Tempermentally and rhetorically, however, Buchanan is anything but a typical Republican. Instead he clearly falls into the populist tradition—which is why he often sounds more like an old-time Democrat on the hustings than any current member of that party, including the incumbent. "I've been waiting my whole life for someone running for President to talk about the Fortune 500 as the enemy," the reporter Tom Carson, of the liberal Village Voice, told Buchanan, "and when Ifinally get my wish, it turns out to be you." On the stump Buchanan says, "We've seen the real income of men who work with their hands, tools, and machines decline. The Dow Jones average went up about twenty percent in six months; the real income of American workers went down two-point-three percent." That's not the kind of talk one hears from Clinton, much less from Bob Dole, Phil Gramm, Newt Gingrich, or even Rush Limbaugh. They all supported the North American Free Trade Agreement; Buchanan joined Perot and Jesse Jackson in opposing it. Dole, Gramm, and Gingrich tend to downplay social issues; Buchanan wears his social conservatism and opposition to abortion as a badge of honor. From his class-warfare protectionist rhetoric to his nativist isolationism, from his constant dark barbs thrown at Wall Street and the establishment to his well-publicized indulgence in ugly, quite possibly anti-Semitic talk, Buchanan has less in common with the personas of the genial Dwight Eisenhower and Ronald Reagan than with those of Father Charles Coughlin and Tom Watson, who, it has been said, "talked like the thrust of a Bowie knife." When Buchanan announces that he will "take America back for the things we believe in," or says "I want to say today to all the globalists up there in Tokyo and New York and Paris, when I raise my hand to take that oath of office, your new world order comes crashing down," his style isn't much different.

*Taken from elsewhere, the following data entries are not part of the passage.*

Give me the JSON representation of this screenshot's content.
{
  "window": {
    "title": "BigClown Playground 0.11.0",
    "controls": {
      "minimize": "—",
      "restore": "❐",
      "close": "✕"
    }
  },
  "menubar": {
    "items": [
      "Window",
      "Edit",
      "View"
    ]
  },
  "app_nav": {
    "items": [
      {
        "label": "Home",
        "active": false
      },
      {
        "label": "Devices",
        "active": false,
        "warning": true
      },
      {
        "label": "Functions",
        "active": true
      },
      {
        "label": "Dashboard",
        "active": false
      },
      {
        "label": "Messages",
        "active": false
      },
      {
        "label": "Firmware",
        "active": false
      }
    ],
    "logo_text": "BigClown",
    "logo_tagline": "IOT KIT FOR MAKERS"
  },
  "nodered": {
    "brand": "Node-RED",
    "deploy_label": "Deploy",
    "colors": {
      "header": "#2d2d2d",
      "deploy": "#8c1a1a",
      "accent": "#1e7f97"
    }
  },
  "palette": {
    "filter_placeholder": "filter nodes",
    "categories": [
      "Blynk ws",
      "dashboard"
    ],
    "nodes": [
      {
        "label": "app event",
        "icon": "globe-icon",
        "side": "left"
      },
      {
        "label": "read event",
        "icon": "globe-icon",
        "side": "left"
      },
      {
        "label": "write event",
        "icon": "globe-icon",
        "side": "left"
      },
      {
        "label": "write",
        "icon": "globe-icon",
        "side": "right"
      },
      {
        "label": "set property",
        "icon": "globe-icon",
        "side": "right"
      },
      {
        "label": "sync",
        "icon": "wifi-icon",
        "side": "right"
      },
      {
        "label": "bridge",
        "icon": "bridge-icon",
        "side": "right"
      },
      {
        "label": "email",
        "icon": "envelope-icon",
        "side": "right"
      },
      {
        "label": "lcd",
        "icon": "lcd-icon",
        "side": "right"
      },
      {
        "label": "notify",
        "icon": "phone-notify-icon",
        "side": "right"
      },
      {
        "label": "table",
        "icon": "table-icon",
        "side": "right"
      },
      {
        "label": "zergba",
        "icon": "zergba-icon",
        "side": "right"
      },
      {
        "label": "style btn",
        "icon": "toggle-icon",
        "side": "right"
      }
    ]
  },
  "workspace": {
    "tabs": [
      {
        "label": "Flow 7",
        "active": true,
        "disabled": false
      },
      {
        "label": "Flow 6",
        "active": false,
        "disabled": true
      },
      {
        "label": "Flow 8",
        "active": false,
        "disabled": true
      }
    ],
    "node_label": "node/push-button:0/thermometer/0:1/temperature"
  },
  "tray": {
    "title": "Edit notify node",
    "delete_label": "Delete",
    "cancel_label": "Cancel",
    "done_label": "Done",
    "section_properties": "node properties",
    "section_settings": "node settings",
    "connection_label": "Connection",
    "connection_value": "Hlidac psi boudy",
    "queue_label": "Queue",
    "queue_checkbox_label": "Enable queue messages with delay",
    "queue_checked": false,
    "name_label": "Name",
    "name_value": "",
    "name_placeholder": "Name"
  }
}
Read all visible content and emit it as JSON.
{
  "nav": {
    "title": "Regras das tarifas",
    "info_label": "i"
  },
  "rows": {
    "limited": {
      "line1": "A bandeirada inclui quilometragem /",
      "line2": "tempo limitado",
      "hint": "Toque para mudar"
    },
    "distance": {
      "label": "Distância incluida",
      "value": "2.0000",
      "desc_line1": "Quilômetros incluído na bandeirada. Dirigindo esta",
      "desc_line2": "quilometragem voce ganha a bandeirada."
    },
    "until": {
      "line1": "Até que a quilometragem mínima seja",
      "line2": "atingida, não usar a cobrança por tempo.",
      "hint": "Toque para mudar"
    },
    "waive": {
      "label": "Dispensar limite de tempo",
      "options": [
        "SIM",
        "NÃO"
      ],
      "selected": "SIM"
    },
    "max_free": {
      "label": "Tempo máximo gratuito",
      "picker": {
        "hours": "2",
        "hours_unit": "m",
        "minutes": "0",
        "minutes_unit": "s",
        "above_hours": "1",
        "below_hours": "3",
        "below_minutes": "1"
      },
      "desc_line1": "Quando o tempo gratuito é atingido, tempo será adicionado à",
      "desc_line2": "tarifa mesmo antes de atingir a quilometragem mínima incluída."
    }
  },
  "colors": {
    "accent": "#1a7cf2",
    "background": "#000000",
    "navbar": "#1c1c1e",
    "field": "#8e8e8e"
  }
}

It's no surprise that there are constituencies for such rhetoric in an era when voters feel increasingly alienated from politics and government. Those who have observed the enthusiastic reception Buchanan has gotten at prayer breakfasts, or at rallies held at the barricaded doors of closed New Hampshire factories, or at the United We Stand convention in Dallas last August, where he drew the loudest cheers, know that he is striking chords among diverse audiences. Though Buchanan lacks the fundraising apparatus of the more conventional party candidates, such as Dole, Gramm, and Lamar Alexander, he does possess tactical advantages. He alone mounted a primary challenge to George Bush in 1992—which gave him a chance to hone his message and his organization. The current field of Washington insiders—Dole, Gramm, Richard Lugar, even Alexander, who served significant stints in Washington—gives Buchanan rhetorical traction. And because Buchanan is a media celebrity, he is better known than anyone else in the field except Dole. Buchanan made a point of his celebrity when he announced his presidential candidacy in 1991, bragging, "No other American has spent as many hundreds of hours debating the great questions of our day, on national television." Buchanan's membership in the fraternity of pundits has also given him a kind of respectability that might elude someone like George Wallace, not to mention immunity from the negative coverage he might attract for some of his more inflammatory statements.